Cordially, Marshall and Me

Reading

Marshall McLuhan, Understanding Media, 1964, pp. 291-292.

Tags: , , , , , , , , , , , , ,

Michael Hinton Saturday, October 30th, 2010
Permalink 1950s and 60s, Communication, Technology, Vol. 1 No Comments

The medium is the mess-age

Me (September, 2010, age 58).  The one worder.

Marshall McLuhan had no small talk.  His long time friend and colleague, Ted Carpenter, says that McLuhan could talk about small things but was incapable of doing so without turning the small thing into a large subject with “his unflinching directness.”  For example, he tells the story of walking with Marshall to the coffee shop of the Royal Ontario Museum.  They entered the Museum by the imposing front entrance way.  And in the middle of the entrance on the steps was “a turd.”  Looking down, McLuhan spoke volumes with a single word.

Marshall McLuhan (1950s, age 40s). “Human.”

Cordially, Marshall and Me

Reading

Edmund Carpenter, “That Not-So-Silent Sea.” Typescript posted on Internet, p. 9.

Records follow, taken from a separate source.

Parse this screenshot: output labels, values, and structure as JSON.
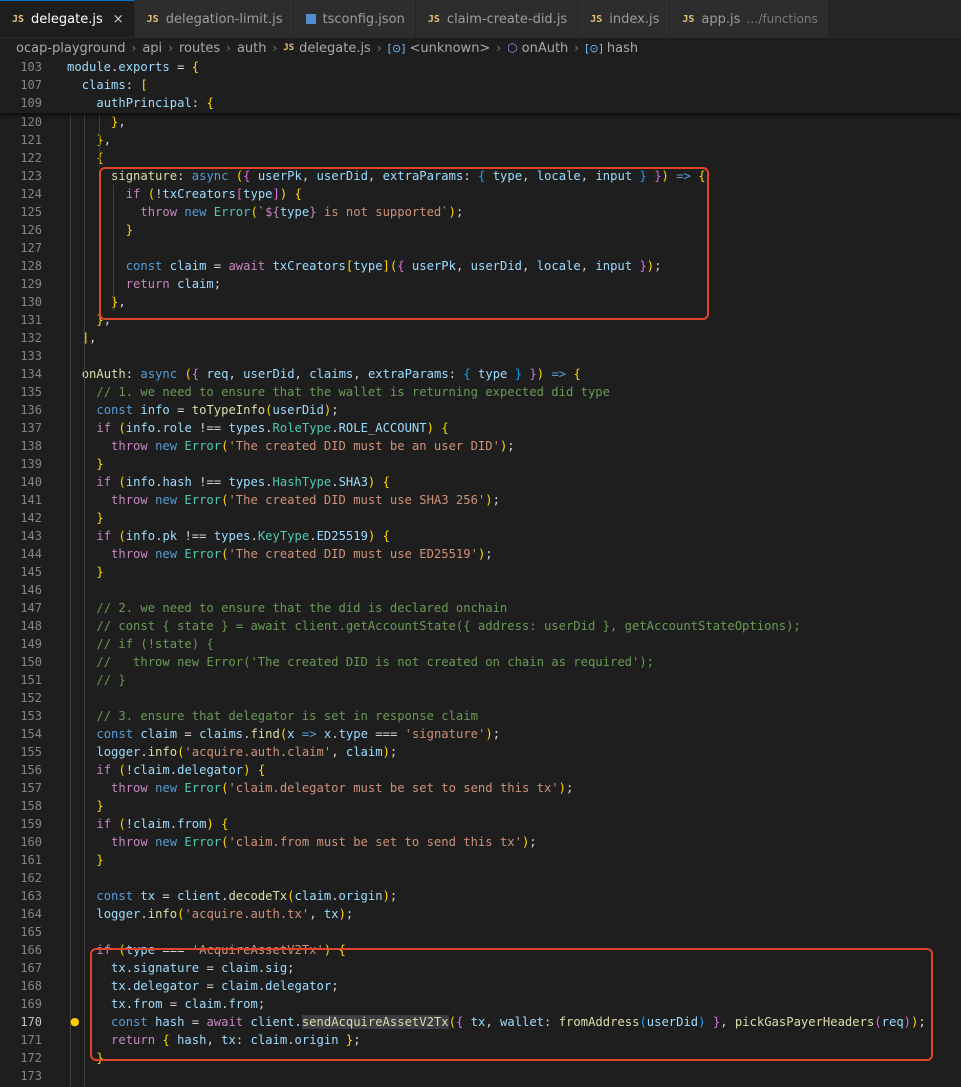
{
  "tabs": [
    {
      "label": "delegate.js",
      "icon": "js",
      "active": true
    },
    {
      "label": "delegation-limit.js",
      "icon": "js"
    },
    {
      "label": "tsconfig.json",
      "icon": "ts"
    },
    {
      "label": "claim-create-did.js",
      "icon": "js"
    },
    {
      "label": "index.js",
      "icon": "js"
    },
    {
      "label": "app.js",
      "icon": "js",
      "description": "…/functions"
    }
  ],
  "breadcrumb": [
    "ocap-playground",
    "api",
    "routes",
    "auth",
    "delegate.js",
    "<unknown>",
    "onAuth",
    "hash"
  ],
  "icons": {
    "js_label": "JS",
    "close": "×",
    "chevron": "›",
    "symbol": "[⊙]",
    "cube": "⬡"
  },
  "sticky": [
    {
      "num": "103",
      "text": "module.exports = {"
    },
    {
      "num": "107",
      "text": "  claims: ["
    },
    {
      "num": "109",
      "text": "    authPrincipal: {"
    }
  ],
  "lines": [
    {
      "num": "120",
      "text": "      },"
    },
    {
      "num": "121",
      "text": "    },"
    },
    {
      "num": "122",
      "text": "    {"
    },
    {
      "num": "123",
      "text": "      signature: async ({ userPk, userDid, extraParams: { type, locale, input } }) => {"
    },
    {
      "num": "124",
      "text": "        if (!txCreators[type]) {"
    },
    {
      "num": "125",
      "text": "          throw new Error(`${type} is not supported`);"
    },
    {
      "num": "126",
      "text": "        }"
    },
    {
      "num": "127",
      "text": ""
    },
    {
      "num": "128",
      "text": "        const claim = await txCreators[type]({ userPk, userDid, locale, input });"
    },
    {
      "num": "129",
      "text": "        return claim;"
    },
    {
      "num": "130",
      "text": "      },"
    },
    {
      "num": "131",
      "text": "    },"
    },
    {
      "num": "132",
      "text": "  ],"
    },
    {
      "num": "133",
      "text": ""
    },
    {
      "num": "134",
      "text": "  onAuth: async ({ req, userDid, claims, extraParams: { type } }) => {"
    },
    {
      "num": "135",
      "text": "    // 1. we need to ensure that the wallet is returning expected did type"
    },
    {
      "num": "136",
      "text": "    const info = toTypeInfo(userDid);"
    },
    {
      "num": "137",
      "text": "    if (info.role !== types.RoleType.ROLE_ACCOUNT) {"
    },
    {
      "num": "138",
      "text": "      throw new Error('The created DID must be an user DID');"
    },
    {
      "num": "139",
      "text": "    }"
    },
    {
      "num": "140",
      "text": "    if (info.hash !== types.HashType.SHA3) {"
    },
    {
      "num": "141",
      "text": "      throw new Error('The created DID must use SHA3 256');"
    },
    {
      "num": "142",
      "text": "    }"
    },
    {
      "num": "143",
      "text": "    if (info.pk !== types.KeyType.ED25519) {"
    },
    {
      "num": "144",
      "text": "      throw new Error('The created DID must use ED25519');"
    },
    {
      "num": "145",
      "text": "    }"
    },
    {
      "num": "146",
      "text": ""
    },
    {
      "num": "147",
      "text": "    // 2. we need to ensure that the did is declared onchain"
    },
    {
      "num": "148",
      "text": "    // const { state } = await client.getAccountState({ address: userDid }, getAccountStateOptions);"
    },
    {
      "num": "149",
      "text": "    // if (!state) {"
    },
    {
      "num": "150",
      "text": "    //   throw new Error('The created DID is not created on chain as required');"
    },
    {
      "num": "151",
      "text": "    // }"
    },
    {
      "num": "152",
      "text": ""
    },
    {
      "num": "153",
      "text": "    // 3. ensure that delegator is set in response claim"
    },
    {
      "num": "154",
      "text": "    const claim = claims.find(x => x.type === 'signature');"
    },
    {
      "num": "155",
      "text": "    logger.info('acquire.auth.claim', claim);"
    },
    {
      "num": "156",
      "text": "    if (!claim.delegator) {"
    },
    {
      "num": "157",
      "text": "      throw new Error('claim.delegator must be set to send this tx');"
    },
    {
      "num": "158",
      "text": "    }"
    },
    {
      "num": "159",
      "text": "    if (!claim.from) {"
    },
    {
      "num": "160",
      "text": "      throw new Error('claim.from must be set to send this tx');"
    },
    {
      "num": "161",
      "text": "    }"
    },
    {
      "num": "162",
      "text": ""
    },
    {
      "num": "163",
      "text": "    const tx = client.decodeTx(claim.origin);"
    },
    {
      "num": "164",
      "text": "    logger.info('acquire.auth.tx', tx);"
    },
    {
      "num": "165",
      "text": ""
    },
    {
      "num": "166",
      "text": "    if (type === 'AcquireAssetV2Tx') {"
    },
    {
      "num": "167",
      "text": "      tx.signature = claim.sig;"
    },
    {
      "num": "168",
      "text": "      tx.delegator = claim.delegator;"
    },
    {
      "num": "169",
      "text": "      tx.from = claim.from;"
    },
    {
      "num": "170",
      "text": "      const hash = await client.sendAcquireAssetV2Tx({ tx, wallet: fromAddress(userDid) }, pickGasPayerHeaders(req));"
    },
    {
      "num": "171",
      "text": "      return { hash, tx: claim.origin };"
    },
    {
      "num": "172",
      "text": "    }"
    },
    {
      "num": "173",
      "text": ""
    }
  ],
  "current_line": "170",
  "colors": {
    "highlight_box": "#e0442b",
    "background": "#1e1e1e",
    "active_tab_border": "#0078d4"
  }
}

Tags: , ,

Michael Hinton Tuesday, September 14th, 2010
Permalink 1950s and 60s, Communication, Vol. 1 No Comments

Perseverance

Marshall McLuhan (1974, age 63).  I have doubts …

I don’t know perhaps it was late.  I was tired.  The Monday night seminar had just ended.  Eric was driving me home and I said to him:  “Is it worth it?  All this effort to alert people, when they just attack the bearer of news and do nothing.  Do I have the right to, am I supposed to, should I continue to keep investigating and making discoveries?  Why bother, if the West is being discarded and no one will do anything about it or even listen.”

Me (July, 2010, age 57).  But he never gave up

McLuhan had doubts about his ability to get through to people, to get people to think about, to comprehend, the power of media.  He would have been a fool not to.  His style insured him critics.  But he never gave up.  Today it is clear, as Douglas Coupland says, what with Google, Facebook, You tube, and everything else like this blog your reading on the internet, McLuhan “was right on the money four decades ahead of the biggest shift in human communication since the printing press.”

Am I getting through to McLuhan?  What can we learn from him after all these years?

Like McLuhan I too have doubts.  As we approach our 200th post questions come to me.  What was I thinking when I committed to 300 posts?  Should I keep going?  It’s been great, but why bother?  What good does it do to sieve through old ground?  Is the medium a barrier to the message?  But then occasionally there are discoveries …

Cordially, Marshall and Me

Reading for this post

W. Terrence Gordon.  Marshall McLuhan: Escape into Understanding, 1997, p. 275.

Tags: , , , , , , ,

Michael Hinton Thursday, July 8th, 2010
Permalink 1970s and 80s, Communication, Culture, Technology, Vol. 1 No Comments